How do we break our habit of making excuses? Try starting here. Do the last thing you remember thinking God wanted you to do, but that you didn’t do. Perhaps it’s something that offers a great challenge. Maybe it’s something as simple as writing a letter or making a phone call. We may think we can’t go through with whatever those things are, but God’s Word tells us that:

  • He knows us.
  • He has empowered us with his Holy Spirit.
  • He never leaves us or forsakes us.
  • We can do anything he asks us to do, because he will make us able.

I heard a story about a group of Marines who were using war games for training. Instead of using weapons, the men were told to use verbal cues. For example, when they “fired” their unloaded rifles, they were to say “Bang! Bang!” They said “Boom” when lobbing an imaginary grenade.

A young soldier spotted a member of the enemy team, but all of his shouts of “Bang!” and “Boom!” did nothing. The other soldier simply held his ground. When asked for an explanation, the unmovable Marine simply said, “Rumble, Rumble! I’m a tank!”[1]

With Christ we’re tanks. Next time we’re about to offer excuses for avoiding what we know we should do, we could say to ourselves, “Rumble! Rumble!” Then move forward and do it. Write “Rumble! Rumble!” someplace where you can see it this week. Let those words remind you that we can do anything God wants us to do through Christ who gives us strength.

 

 

 

 

 

 

 

 

[1] Inspired by a skit found at http://www.scoutorama.com/skit/sk_display.cfm?sk_id=104 accessed 5/14/15.

 

Weed or Flower?

It’s a weed.dandelion-blowing-1269626_960_720[1]

No, it’s a flower.

Or maybe it’s a wildflower, but I’m not really sure.

I spent some time today researching the difference between weeds and wildflowers and found this delightful quote.

“What’s the difference between a wildflower and a weed?
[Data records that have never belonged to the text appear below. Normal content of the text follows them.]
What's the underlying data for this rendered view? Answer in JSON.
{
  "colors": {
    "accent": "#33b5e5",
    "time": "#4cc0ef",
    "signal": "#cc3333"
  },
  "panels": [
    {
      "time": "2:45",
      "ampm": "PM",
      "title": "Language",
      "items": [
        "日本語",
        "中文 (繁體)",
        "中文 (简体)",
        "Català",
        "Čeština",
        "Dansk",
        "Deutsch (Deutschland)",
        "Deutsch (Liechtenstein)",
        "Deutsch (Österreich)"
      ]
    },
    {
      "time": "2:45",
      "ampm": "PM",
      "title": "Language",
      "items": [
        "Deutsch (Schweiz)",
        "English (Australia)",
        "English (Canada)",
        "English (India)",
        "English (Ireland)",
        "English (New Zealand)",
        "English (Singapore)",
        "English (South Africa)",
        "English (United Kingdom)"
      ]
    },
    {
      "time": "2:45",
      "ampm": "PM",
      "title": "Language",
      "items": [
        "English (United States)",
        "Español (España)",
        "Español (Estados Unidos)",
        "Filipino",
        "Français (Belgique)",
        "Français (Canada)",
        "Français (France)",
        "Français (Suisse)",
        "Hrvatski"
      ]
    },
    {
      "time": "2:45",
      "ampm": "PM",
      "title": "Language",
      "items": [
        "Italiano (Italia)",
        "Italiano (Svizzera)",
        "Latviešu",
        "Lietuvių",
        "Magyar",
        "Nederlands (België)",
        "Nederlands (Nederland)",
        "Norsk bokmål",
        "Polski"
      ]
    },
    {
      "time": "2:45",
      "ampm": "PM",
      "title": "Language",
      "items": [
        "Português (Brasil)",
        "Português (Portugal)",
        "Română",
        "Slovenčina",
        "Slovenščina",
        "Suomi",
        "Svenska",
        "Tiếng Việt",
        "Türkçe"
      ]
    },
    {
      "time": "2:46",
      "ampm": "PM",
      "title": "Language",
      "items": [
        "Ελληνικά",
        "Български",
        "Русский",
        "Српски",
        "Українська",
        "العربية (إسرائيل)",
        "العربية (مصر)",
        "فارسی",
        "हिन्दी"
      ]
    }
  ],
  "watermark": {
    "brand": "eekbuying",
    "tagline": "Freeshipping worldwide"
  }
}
Nothing more than society’s judgment.”

Maybe plants and habits have a lot in common. We often let society determine which habits are “weeds” and which are “flowers.” And society often changes its mind.

  • Chick-fil-a is closed on Sunday. That’s a bit out of place these days, but was a common practice for many businesses when I was a child.
  • Sex and violence were far less common elements of network television programming years ago. On the other hand, many a TV cowboy or detective lit up a string of cigarettes while solving the problem of the week.
  • Once upon a time we all ate less sugar and processed food, but we hadn’t really given much thought to organics yet.

Society is an unreliable compass. We know that truth in our heads, but do we embrace that it as fact in our hearts and show it in our actions? We are often called to a life that is out of sync with what is cool. Our wildflowers may look like weeds to others. (I mean, really, why would anyone want to fast periodically, or get up early on a Sunday morning to head out the door, or give away a significant portion of every annual income?)

Sometimes what we identify as a weed is labeled as a wildflower these days as well. (While we know better, it can be easy to allow certain sins into our lives, because they simply aren’t as clearly labeled as sin these days.)

So, as always, it’s back to The Book. We have to take our cues from The Manufacturer’s Handbook, regardless of what is “in” or “out” in popular culture. And we can do just that, with great result, because the Bible and its Author do not change. They do not lie. The Lord who loves us set down many do’s and do not’s for us long ago for our good and for his glory. Living his way works well.

I hope you’ll adopt some new, true-flower habit this week, and maybe yank a weed or two out of your life as well. Want to tell me about it? Your comments mean much to me, so write away!